- Individual accountability and self-drive | Remote working isn’t necessarily a right: it needs to make sense in the context of the person’s role and the specific individual must display a high level of individual accountability and self-motivation.
- Strong leadership | Leaders of staff working remotely must clearly communicate priorities and firm direction. They should also enunciate work principles that are not to be compromised by remote working.
6. External assistance
Consulting services available to assist firms in the implementation of change to workplace design include:
- Management consultants, who can help with:
- facilitation and development of the firm’s workplace design strategy, usually with the leadership group
- establishing and chairing the steering committee that oversees the workplace strategy’s implementation

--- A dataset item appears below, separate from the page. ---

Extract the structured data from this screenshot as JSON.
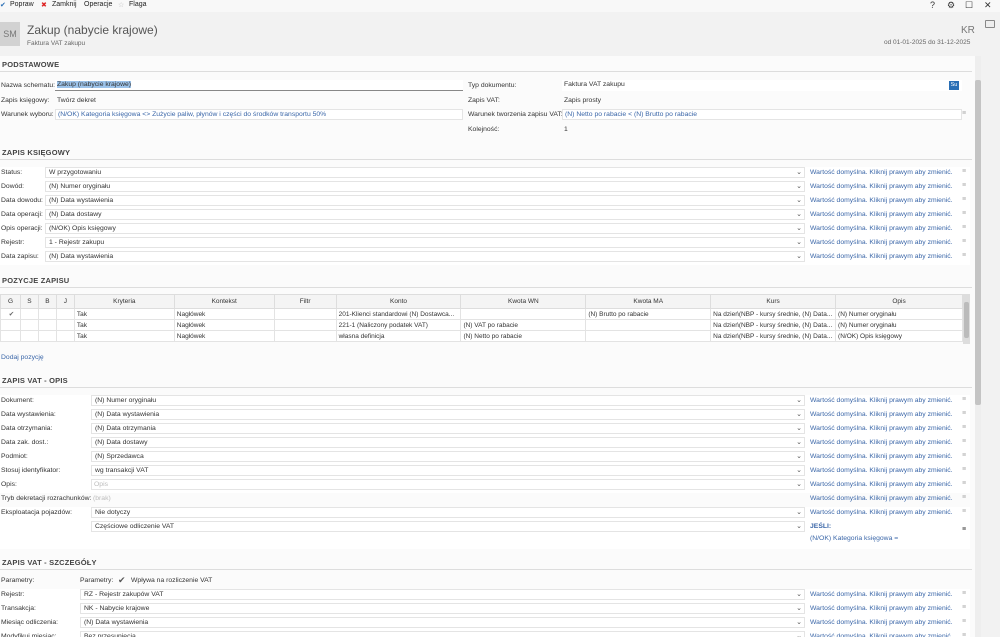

- Workplace design consultants, who can create workplace surveys, heat maps, sign of life studies and top level design concepts
- Architects involved in the actual detailed design based on top level design concepts,
- Change managers to lead change management programs, strategies and communication.
Bringing workplace innovations to life
Good workplace design involves starting at the top and developing a coherent strategy. What outcomes is the firm is seeking to achieve? What are its employees needs given their roles? What elements are non-negotiables? The strategy may, or may not, involve activity based working and flexible working.
And, as we’ve seen above, the “design element” is just one component of many required to make a new workplace design work. Leadership, policies and procedures, information technology and good change management are all vital to make a thoughtful design come to life.
However, the effort can pay off, with properly-implemented workplace design innovations significantly improving productivity and staff engagement in the long term.
About the Author
Rob Patterson is founder and Managing Director of the Parkins Lane Consulting Group.
Rob draws on more than 30+ years of strategy, financial and marketing experience within professional service firms. His experience in implementing growth strategies, and in particular the successful merging and/or acquiring of professional services firms, is unparalleled in Australia.